━━━━━ RECORDED INFORMATION ━━━━━
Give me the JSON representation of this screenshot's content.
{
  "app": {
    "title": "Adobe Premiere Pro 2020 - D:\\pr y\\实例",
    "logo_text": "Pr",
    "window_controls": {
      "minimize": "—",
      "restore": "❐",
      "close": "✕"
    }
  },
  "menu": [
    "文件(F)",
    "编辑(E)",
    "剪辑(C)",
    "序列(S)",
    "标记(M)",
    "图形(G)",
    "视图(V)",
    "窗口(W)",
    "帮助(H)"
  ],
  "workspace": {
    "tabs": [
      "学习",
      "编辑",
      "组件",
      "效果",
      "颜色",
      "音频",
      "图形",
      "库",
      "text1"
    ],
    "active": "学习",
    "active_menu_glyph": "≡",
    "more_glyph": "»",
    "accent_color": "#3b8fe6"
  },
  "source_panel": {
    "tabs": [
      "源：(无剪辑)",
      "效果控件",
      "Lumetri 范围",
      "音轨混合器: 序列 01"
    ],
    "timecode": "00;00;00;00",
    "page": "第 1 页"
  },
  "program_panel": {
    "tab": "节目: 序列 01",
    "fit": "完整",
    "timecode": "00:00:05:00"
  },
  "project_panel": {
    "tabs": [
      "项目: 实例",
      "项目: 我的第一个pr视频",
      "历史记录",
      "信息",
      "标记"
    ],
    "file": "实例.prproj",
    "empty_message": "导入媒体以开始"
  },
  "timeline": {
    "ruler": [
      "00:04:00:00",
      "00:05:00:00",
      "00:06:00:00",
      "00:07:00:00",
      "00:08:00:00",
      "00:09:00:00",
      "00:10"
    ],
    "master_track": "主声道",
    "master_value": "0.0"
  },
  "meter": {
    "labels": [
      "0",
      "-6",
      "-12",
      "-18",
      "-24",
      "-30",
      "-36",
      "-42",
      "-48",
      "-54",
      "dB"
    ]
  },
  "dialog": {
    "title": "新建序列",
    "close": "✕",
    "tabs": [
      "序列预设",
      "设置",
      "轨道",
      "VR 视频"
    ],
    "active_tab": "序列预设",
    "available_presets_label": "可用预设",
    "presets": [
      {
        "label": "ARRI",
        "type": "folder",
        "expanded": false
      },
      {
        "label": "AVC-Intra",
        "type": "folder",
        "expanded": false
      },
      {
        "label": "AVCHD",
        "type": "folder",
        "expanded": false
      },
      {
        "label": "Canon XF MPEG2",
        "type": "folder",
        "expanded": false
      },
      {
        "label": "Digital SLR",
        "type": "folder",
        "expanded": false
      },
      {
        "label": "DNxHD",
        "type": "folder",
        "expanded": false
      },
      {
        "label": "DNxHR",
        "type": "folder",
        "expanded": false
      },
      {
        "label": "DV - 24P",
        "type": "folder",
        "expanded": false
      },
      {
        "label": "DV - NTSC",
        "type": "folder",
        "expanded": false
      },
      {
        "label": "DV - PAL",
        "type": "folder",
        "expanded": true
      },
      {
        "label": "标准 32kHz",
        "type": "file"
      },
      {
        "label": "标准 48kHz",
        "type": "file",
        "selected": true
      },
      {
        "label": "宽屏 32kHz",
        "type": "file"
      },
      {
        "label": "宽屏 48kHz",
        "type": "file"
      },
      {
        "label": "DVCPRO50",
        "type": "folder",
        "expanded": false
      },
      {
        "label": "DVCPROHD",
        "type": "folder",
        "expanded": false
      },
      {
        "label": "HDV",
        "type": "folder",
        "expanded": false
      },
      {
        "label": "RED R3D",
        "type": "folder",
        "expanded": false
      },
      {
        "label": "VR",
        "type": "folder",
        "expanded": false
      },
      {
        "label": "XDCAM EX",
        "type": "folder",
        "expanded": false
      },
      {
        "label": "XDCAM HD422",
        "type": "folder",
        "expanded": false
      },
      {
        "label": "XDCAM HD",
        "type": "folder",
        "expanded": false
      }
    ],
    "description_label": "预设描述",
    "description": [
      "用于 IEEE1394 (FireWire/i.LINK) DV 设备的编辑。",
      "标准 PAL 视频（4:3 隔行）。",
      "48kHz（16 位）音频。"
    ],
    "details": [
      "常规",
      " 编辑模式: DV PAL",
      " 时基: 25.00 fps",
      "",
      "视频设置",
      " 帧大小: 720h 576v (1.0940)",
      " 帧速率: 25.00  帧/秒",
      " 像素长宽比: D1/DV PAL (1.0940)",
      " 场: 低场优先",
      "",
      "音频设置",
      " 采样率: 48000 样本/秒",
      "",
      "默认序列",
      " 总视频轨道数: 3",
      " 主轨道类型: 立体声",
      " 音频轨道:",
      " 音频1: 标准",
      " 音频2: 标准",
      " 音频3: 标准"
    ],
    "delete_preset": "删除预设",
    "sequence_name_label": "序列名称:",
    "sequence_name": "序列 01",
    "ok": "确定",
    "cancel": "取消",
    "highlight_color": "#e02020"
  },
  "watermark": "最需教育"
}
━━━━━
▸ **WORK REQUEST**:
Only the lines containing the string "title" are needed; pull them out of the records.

▸ **SOLUTION TO THE PROBLEM**:
    "title": "Adobe Premiere Pro 2020 - D:\\pr y\\实例",
    "title": "新建序列",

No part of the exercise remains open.